However foolish she can be, Violet nevertheless has the wisdom that comes with the long view.  Like Clarissa in The Rape of the Lock, she knows perfectly well what romance is for.  When Rose (a marvelously acerbic Megalyn Echikunwoke) denounces a young man as “a playboy or operator” for having bought their friends drinks at a local bar, Violet disagrees.  She prefers to see his purchase as a generous gesture.  And what if he did have ulterior motives?  Shouldn’t he be exercising the masculine imperative?  After all, isn’t it incumbent upon men and women to engage in such flirtation?  They must be about the business of begetting the next generation, mustn’t they?  The girls look at her in quiet surprise.  It’s not every day that one of their peers pronounces something so startlingly obvious, not to mention so flouting of the au courant feminist ideology.  Sad to say, Violet’s wisdom will likely never be uttered in any other movie set on a college campus.  Not soon, anyway.

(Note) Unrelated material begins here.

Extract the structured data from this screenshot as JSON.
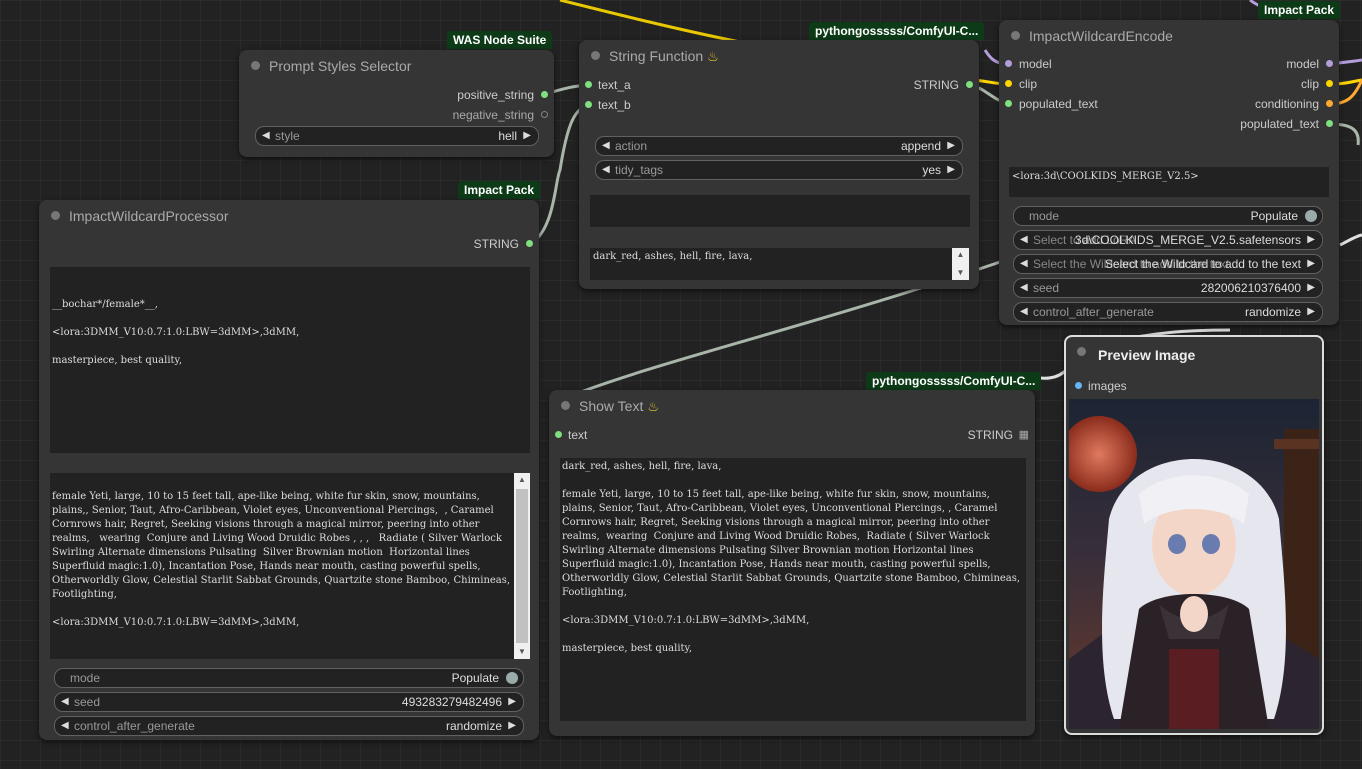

Like Violet, Pope’s Clarissa counseled her female friends to put both the joys and contretemps that mark the relations between women and men into perspective.  However charming romance and its intrigues, they’re only means, not ends in themselves, for the very good reason that time is always at our heels.  Here’s how Clarissa puts it:

Since, alas! frail Beauty must decay,

Curl’d or uncurl’d, since Locks will turn to grey,

Since paint’d, or not paint’d, all shall fade,

And she who scorns a Man, must die a Maid;

What then remains, but well our Pow’r to use,

And keep good Humour still whate’er we lose?

This is simple sanity.  I find it cause for joy to see it so charmingly revived by Stillman and his lovely girls and yearning boys.  Violet and Clarissa are right.  It’s women’s duty to civilize the male of the species so that they can sing with Astaire that things are looking up.